▶ _YOUR INSTRUCTIONS_
Make an exact reproduction of all the data.

▶ _PROVIDED DATA_

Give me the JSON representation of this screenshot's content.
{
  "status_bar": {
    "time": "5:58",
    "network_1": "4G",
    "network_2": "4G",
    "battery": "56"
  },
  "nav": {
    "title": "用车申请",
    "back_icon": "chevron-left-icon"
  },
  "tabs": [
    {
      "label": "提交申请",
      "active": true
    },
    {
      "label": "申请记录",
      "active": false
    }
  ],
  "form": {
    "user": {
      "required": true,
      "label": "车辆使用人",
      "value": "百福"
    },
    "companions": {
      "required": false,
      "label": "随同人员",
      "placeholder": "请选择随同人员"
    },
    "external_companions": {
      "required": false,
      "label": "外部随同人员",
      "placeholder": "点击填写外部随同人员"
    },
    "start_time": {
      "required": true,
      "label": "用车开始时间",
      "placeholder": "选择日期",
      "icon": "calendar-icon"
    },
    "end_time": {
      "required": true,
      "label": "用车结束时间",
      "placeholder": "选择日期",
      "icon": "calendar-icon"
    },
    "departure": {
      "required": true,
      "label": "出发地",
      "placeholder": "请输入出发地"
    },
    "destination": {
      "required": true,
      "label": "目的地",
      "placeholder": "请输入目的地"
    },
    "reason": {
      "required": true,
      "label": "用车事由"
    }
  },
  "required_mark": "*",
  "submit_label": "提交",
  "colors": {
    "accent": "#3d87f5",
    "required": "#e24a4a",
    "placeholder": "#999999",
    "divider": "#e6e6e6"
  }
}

▶ _ANSWER TO THIS EXERCISE_
Give me the JSON representation of this screenshot's content.
{
  "status_bar": {
    "time": "5:58",
    "network_1": "4G",
    "network_2": "4G",
    "battery": "56"
  },
  "nav": {
    "title": "用车申请",
    "back_icon": "chevron-left-icon"
  },
  "tabs": [
    {
      "label": "提交申请",
      "active": true
    },
    {
      "label": "申请记录",
      "active": false
    }
  ],
  "form": {
    "user": {
      "required": true,
      "label": "车辆使用人",
      "value": "百福"
    },
    "companions": {
      "required": false,
      "label": "随同人员",
      "placeholder": "请选择随同人员"
    },
    "external_companions": {
      "required": false,
      "label": "外部随同人员",
      "placeholder": "点击填写外部随同人员"
    },
    "start_time": {
      "required": true,
      "label": "用车开始时间",
      "placeholder": "选择日期",
      "icon": "calendar-icon"
    },
    "end_time": {
      "required": true,
      "label": "用车结束时间",
      "placeholder": "选择日期",
      "icon": "calendar-icon"
    },
    "departure": {
      "required": true,
      "label": "出发地",
      "placeholder": "请输入出发地"
    },
    "destination": {
      "required": true,
      "label": "目的地",
      "placeholder": "请输入目的地"
    },
    "reason": {
      "required": true,
      "label": "用车事由"
    }
  },
  "required_mark": "*",
  "submit_label": "提交",
  "colors": {
    "accent": "#3d87f5",
    "required": "#e24a4a",
    "placeholder": "#999999",
    "divider": "#e6e6e6"
  }
}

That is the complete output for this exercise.